◆ **What is required**:
Copy out each line of the data holding "我的审美与世界格格不入".

◆ **Source data**:
Content starts
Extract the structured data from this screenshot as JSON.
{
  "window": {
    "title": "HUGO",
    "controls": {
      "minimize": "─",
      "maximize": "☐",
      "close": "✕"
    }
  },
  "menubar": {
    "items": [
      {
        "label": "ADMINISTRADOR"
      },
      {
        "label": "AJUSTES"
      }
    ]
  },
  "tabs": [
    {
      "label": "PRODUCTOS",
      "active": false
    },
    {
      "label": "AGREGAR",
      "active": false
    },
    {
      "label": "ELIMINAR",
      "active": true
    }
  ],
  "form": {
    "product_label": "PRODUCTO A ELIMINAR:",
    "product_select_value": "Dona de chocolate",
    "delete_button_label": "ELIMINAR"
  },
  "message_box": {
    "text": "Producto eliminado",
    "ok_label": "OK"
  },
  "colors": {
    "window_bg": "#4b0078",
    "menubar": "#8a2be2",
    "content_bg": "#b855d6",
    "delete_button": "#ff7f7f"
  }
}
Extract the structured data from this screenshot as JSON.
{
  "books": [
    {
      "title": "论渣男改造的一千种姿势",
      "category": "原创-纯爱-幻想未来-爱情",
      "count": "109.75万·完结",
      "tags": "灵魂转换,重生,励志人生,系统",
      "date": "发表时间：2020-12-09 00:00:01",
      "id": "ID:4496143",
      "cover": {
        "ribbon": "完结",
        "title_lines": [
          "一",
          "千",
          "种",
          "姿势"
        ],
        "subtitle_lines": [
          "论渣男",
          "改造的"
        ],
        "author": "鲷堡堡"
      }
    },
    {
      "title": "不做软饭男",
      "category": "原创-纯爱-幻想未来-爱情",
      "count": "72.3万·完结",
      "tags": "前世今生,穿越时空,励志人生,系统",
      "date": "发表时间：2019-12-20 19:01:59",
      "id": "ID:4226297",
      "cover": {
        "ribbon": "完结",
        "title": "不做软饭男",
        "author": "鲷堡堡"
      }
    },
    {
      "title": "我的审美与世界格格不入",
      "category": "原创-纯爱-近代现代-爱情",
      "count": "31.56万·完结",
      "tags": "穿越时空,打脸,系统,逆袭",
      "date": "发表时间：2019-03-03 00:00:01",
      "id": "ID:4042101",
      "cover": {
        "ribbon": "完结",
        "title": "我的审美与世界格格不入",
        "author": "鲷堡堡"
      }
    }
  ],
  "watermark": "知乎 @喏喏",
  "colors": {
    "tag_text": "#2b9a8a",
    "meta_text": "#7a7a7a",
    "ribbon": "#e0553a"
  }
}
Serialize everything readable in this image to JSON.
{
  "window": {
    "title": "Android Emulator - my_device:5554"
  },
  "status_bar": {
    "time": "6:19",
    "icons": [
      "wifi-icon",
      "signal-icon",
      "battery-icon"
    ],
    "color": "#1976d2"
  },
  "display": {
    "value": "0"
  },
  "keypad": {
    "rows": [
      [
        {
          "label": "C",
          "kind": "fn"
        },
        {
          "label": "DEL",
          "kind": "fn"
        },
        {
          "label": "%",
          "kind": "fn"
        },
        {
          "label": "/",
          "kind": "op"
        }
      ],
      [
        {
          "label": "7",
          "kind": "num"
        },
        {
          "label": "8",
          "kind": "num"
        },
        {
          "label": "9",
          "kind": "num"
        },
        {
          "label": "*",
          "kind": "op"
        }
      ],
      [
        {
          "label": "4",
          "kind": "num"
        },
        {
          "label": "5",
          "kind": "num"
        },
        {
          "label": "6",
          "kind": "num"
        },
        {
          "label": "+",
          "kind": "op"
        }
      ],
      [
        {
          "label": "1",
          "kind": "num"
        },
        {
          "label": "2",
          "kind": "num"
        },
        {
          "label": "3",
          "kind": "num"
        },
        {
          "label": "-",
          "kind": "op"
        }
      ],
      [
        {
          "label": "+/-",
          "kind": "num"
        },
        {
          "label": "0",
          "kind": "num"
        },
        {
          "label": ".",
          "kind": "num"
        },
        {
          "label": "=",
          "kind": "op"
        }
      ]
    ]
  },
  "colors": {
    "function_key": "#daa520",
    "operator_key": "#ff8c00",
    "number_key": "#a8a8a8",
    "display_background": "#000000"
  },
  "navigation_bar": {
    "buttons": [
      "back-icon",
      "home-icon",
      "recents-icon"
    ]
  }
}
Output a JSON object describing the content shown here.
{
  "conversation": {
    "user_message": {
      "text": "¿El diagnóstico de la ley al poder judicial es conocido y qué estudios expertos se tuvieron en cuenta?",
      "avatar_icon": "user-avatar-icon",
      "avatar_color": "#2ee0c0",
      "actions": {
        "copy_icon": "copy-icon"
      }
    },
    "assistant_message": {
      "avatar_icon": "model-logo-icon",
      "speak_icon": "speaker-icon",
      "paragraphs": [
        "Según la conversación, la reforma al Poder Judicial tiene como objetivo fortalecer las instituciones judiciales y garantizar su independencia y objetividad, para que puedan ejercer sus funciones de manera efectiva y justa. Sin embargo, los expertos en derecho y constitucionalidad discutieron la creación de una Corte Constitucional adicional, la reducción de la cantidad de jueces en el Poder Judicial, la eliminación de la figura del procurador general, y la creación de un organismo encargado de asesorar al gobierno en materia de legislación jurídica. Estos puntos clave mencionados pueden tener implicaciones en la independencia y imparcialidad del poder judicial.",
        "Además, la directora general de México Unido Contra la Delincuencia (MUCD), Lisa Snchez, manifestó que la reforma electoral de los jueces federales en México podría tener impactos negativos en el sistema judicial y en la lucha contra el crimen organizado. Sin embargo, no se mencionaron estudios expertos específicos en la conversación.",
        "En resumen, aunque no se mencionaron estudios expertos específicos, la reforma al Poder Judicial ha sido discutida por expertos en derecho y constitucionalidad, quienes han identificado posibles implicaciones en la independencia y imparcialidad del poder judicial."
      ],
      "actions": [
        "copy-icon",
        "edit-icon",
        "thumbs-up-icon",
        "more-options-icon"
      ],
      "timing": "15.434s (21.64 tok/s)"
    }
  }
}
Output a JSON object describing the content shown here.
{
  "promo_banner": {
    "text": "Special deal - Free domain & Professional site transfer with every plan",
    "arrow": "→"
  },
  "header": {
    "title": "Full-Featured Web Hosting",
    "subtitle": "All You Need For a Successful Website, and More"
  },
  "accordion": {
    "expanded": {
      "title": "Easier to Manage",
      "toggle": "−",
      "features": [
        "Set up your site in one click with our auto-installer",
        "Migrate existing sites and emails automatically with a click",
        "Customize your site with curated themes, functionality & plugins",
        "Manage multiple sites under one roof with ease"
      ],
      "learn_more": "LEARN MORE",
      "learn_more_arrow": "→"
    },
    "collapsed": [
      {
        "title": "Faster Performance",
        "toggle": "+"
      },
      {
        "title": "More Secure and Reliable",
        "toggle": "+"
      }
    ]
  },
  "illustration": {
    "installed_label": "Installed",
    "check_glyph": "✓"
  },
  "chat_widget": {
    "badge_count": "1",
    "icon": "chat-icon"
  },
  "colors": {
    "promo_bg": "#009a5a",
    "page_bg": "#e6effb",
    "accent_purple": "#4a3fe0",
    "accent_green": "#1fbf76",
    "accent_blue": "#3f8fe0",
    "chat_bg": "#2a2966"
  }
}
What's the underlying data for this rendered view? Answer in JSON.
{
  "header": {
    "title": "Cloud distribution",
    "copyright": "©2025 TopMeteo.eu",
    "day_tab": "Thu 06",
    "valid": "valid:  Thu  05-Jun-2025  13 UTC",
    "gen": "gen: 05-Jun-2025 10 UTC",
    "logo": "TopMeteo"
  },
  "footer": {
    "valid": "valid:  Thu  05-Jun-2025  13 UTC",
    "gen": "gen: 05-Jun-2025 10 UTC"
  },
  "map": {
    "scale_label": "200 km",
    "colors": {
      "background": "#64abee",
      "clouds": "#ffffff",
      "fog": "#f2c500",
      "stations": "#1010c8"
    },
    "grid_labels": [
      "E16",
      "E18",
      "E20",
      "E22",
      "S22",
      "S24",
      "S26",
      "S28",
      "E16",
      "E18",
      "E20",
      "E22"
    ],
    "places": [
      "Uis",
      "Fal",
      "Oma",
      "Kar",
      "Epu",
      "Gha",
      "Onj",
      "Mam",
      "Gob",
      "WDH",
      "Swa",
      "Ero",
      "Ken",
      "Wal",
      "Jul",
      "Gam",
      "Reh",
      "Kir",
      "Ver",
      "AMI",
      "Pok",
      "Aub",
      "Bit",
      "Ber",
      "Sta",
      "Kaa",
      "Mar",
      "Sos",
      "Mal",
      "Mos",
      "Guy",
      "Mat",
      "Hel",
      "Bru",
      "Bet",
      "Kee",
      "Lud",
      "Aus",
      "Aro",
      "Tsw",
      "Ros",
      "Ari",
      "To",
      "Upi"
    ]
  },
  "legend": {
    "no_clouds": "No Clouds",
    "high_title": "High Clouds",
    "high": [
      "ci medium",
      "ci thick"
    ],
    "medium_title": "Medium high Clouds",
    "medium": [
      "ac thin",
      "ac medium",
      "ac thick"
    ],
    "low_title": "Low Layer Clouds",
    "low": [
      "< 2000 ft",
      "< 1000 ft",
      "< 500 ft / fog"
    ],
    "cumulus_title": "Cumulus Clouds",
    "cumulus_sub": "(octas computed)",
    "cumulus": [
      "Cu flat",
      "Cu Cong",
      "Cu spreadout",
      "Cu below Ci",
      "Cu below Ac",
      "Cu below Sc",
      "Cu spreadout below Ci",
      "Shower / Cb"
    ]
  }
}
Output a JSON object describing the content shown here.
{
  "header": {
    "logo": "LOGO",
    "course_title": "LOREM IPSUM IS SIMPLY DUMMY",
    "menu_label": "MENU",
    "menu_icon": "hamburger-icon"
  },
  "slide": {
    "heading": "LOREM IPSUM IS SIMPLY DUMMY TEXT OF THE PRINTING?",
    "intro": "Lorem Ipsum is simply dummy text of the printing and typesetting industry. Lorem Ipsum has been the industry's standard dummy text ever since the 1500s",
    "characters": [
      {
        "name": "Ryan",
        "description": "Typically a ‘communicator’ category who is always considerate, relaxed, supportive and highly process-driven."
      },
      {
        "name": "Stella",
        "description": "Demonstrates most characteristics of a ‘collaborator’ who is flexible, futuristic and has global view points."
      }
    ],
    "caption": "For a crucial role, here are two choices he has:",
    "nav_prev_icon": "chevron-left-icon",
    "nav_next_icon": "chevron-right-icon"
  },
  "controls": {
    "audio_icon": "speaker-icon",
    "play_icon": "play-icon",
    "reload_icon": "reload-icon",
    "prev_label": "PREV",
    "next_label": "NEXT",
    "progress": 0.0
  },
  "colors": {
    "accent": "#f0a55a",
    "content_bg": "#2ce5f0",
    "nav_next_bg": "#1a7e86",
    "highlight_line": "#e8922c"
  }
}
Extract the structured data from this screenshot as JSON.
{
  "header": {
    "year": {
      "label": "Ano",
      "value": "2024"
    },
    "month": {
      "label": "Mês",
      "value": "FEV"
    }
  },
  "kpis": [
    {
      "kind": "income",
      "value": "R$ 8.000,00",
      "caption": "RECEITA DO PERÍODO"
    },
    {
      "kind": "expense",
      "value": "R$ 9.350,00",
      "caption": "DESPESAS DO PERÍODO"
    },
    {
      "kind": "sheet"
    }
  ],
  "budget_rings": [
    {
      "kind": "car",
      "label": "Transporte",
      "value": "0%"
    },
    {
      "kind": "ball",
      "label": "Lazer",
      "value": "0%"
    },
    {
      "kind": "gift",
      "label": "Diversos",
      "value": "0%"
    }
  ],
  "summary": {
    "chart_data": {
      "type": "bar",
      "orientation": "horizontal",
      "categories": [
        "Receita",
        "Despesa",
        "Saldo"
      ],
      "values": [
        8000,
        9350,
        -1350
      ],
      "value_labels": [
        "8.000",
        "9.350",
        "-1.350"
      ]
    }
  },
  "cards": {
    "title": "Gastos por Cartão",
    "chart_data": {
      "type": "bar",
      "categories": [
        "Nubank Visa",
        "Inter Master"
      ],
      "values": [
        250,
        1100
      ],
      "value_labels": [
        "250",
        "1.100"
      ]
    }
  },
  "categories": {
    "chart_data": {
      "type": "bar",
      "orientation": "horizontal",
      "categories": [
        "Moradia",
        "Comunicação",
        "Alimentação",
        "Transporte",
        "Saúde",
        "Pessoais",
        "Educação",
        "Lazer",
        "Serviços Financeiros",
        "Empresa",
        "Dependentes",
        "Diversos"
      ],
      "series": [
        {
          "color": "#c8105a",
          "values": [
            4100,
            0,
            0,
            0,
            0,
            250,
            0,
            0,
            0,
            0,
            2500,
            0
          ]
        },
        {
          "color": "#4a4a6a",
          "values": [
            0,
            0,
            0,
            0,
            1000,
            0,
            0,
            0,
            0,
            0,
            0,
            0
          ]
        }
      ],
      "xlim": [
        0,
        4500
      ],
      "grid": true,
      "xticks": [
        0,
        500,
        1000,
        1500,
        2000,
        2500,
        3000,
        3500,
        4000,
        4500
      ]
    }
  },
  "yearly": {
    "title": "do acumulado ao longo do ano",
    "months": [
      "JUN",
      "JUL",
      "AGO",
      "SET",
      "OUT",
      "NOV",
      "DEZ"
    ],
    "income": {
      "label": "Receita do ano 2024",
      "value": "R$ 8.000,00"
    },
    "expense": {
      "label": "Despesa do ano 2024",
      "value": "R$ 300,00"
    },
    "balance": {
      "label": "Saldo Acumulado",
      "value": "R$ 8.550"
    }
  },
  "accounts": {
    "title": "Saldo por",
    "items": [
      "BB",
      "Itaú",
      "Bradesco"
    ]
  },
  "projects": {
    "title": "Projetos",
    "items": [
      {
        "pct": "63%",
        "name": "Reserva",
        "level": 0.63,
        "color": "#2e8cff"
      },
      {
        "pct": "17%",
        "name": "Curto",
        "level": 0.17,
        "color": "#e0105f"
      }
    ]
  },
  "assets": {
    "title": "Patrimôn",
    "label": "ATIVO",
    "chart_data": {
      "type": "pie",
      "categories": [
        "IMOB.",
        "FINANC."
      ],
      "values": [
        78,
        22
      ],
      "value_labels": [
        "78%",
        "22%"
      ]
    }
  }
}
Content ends
◆ **Solution to this exercise**:
      "title": "我的审美与世界格格不入",
        "title": "我的审美与世界格格不入",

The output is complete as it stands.